  1. Chana says:

    Mourning in Judaism is a profound and somewhat beautiful concept. The fact that the mourners
    are to reminisce, to understand, to speak of the dead, to observe certain customs in their memory,
    the awesome transition of the onen to the mourner, the one who can do no mitzvot at all to the one
    who must specifically refrain from doing certain actions, is fascinating.

    Erich Fromm writes of various religions and their ideas as to death. He says that one emotion that
    is tabooed is the sense of tragedy, and goes on to explain how various religions understood death.
    Fascinatingly, he speaks of Judaism as being the only one to approach death realistically, but also
    to look forward towards a time when the world would be ruled through justice- the ending days, or the days
    of the Messiah.

    There is a sefer published in the MeOtzar HaRav series which has R’ Soloveitchik’s profound
    understanding of what it means to suffer, to mourn, and to die. He contrasts the great negation
    of the individual at death with the mourning we must follow, and brings up various ideas
    and connections to death. One idea I really liked was that of the Rambam’s, which explained
    that the soul longs to be reunited with God, and that in those instances, death is but a “kiss”
    as it is mentioned through the Torah.

    The sefer is called ‘Out of the Whirlwind’- here is the link: http://www.shma.com/bookreviews/Julian.phtml
    The fact that he does not negate suffering, pain, emotion, or mourning is beautiful.
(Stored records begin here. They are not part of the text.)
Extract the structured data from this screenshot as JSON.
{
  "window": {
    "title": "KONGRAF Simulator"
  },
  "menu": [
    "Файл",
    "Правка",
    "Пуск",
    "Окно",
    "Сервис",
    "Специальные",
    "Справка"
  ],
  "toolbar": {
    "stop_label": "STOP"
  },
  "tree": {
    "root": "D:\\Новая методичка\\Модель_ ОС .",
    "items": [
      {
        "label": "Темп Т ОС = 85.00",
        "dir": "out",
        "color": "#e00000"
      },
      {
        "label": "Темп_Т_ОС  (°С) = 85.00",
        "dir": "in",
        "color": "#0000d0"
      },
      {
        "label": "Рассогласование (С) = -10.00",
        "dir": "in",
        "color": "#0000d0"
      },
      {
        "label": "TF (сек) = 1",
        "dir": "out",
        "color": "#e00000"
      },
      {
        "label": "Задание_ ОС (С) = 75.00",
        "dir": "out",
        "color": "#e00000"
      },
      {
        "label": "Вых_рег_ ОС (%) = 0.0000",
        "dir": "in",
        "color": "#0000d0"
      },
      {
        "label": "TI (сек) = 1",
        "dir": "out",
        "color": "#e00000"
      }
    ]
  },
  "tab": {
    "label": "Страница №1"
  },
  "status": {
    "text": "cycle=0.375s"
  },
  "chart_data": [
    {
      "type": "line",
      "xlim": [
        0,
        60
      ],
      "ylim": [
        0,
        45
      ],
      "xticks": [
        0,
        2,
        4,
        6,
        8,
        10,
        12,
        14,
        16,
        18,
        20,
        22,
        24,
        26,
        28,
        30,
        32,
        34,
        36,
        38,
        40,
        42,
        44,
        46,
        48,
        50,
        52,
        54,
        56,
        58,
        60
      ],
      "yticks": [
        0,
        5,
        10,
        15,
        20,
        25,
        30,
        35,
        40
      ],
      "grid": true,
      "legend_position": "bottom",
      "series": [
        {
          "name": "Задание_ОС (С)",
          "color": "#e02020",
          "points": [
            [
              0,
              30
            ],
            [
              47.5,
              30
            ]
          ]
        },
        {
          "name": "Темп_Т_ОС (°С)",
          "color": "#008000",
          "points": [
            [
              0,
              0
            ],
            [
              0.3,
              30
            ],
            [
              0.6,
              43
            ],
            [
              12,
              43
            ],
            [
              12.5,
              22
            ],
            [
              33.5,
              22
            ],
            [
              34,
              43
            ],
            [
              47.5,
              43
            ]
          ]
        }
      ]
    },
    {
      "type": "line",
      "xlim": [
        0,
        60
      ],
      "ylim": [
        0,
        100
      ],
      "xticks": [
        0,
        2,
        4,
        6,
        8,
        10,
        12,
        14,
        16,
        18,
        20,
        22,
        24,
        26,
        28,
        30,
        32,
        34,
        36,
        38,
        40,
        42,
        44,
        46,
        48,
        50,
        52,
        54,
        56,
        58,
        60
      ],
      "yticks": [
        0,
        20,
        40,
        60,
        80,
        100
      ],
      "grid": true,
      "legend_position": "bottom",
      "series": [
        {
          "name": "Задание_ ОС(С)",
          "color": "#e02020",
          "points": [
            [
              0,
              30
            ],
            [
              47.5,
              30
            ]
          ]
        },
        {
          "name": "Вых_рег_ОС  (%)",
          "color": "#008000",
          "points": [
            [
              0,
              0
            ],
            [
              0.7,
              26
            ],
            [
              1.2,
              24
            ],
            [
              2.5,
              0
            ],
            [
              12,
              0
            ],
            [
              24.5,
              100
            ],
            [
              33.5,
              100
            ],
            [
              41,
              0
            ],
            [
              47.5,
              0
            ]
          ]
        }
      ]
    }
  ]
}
    My friend’s brother passed away this year, and many people did not know how to comfort her.
    Therefore, they said things like, “He’s in Olam Haba now,” or “It’s better this way,” things which,
    far from comforting her, only made her feel worse. I think it is a very difficult thing to
    comfort mourners, and therefore the comments about Aaron were very truthful, and probably much
    more meaningful because they were genuine…instead of simply a repitition of something someone
    once heard about the next World.